While The Messenger may look like your regular ”indie game inspired by the classics at first”, the complete package easily surpasses that expectation. This is mostly because the argument can be made that the game changes how it progresses halfway through. At first, it already satisfied me with a platformer that had fun level design, boss fights that kept getting better, and especially the smooth controls that feel satisfying to master. Upgrades to the kit of our ninja were relevant at all times, all working together to make cloud stepping work very well. And the game also gives you enough opportunity to master the mechanics, with minimal punishment on death and unlockable abilities that… may be a bit too helpful, and also very cheap to unlock with the in-game currency. Halfway through the game however, progression switches from a level-to-level basis to a 16-bit Metroidvania with time travel. This gave us the ability to revisit all of the levels but in our own desired order, which was generally fun to do as they hadn’t seen just a graphical upgrade, but entire layout changes. However, the Metroidvania aspect of the game isn’t very good, mostly due to the world being linear instead of interconnected, forcing us to go through entire stages just to reach a destination. It also didn’t really give much of an incentive to explore beyond the required story-locked upgrades that are only used in a specific part of the world. Granted, I did still have a lot of fun exploring these levels again, especially with the reward gained from the free DLC that, in its own right, was a fun experience for those looking for more content from this game.
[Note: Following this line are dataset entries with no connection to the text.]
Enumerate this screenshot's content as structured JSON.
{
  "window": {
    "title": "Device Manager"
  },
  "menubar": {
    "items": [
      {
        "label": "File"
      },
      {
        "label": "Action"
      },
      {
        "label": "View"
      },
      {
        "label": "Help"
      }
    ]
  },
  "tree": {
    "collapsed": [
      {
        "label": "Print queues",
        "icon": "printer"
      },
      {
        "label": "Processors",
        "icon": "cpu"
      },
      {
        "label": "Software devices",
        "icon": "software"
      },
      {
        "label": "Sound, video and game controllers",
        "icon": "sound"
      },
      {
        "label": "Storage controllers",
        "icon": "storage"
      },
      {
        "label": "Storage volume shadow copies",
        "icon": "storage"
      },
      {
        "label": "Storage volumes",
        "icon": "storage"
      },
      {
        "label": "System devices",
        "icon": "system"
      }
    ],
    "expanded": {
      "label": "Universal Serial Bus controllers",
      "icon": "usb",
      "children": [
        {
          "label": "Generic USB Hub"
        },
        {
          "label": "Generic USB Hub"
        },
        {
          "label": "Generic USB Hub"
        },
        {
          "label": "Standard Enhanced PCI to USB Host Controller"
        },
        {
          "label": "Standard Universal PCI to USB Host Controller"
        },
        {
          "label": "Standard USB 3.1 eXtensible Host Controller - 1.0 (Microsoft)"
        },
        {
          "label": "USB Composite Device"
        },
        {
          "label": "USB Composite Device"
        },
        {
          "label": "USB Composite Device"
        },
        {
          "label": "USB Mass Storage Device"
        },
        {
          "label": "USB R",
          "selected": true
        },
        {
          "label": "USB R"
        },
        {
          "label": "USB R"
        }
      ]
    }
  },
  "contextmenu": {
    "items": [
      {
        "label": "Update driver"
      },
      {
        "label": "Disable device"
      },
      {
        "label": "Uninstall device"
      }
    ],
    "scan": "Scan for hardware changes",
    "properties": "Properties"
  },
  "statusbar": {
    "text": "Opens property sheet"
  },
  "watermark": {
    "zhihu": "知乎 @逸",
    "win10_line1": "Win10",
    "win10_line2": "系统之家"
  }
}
- Smooth controls that were satisfying to master.
- Boss battles were really good.
- The twist halfway through and everything after was handled really well.
- Good sense of humour, particularly with the Shopkeeper.
- The Metroidvania aspect itself isn't the best (backtracking, self-enhancement etc.).
- Overpowered abilities available right from the start for a very cheap cost.
Thank you for reading! I hope I wasn’t too focused on addressing the Metroidvania aspect of the game. I sometimes just get really heated up when it’s used for pretty much everything that doesn’t feature linear progression through levels. But that rant aside, The Messenger is absolutely a game worth your time. There is also arguably some deeper in-game details to be found that make a lot of sense in the lore when it comes to the past- and the future, but I skipped those because I didn’t think they were fit for a review. Besides, I’m not really that smart anyway; what I see is what I get. I don’t think a lot, I just play games.
Next time, I’m going to dedicate a small week to the anniversary of a game I love a lot. Won’t really be a review, but more just talking about how the past year has been and maybe a list as well. After that, if everything goes well, I’ll have a short marathon again! That’s been a while, hasn’t it?
Do you think a Metroidvania needs to have an interconnected world, or could a stage-based world also work?
While I don’t think a stage-based world can’t work, I haven’t seen it work well often. Xeodrifter for example had a really tough time with it and frankly… it didn’t really work out. While not strictly linear, the world of Touhou: Luna Nights also felt stage-based, but there were multiple teleporters that solved most of the issues. And I think that multiple nicely-placed teleporters should fix the issue of a stage-based world.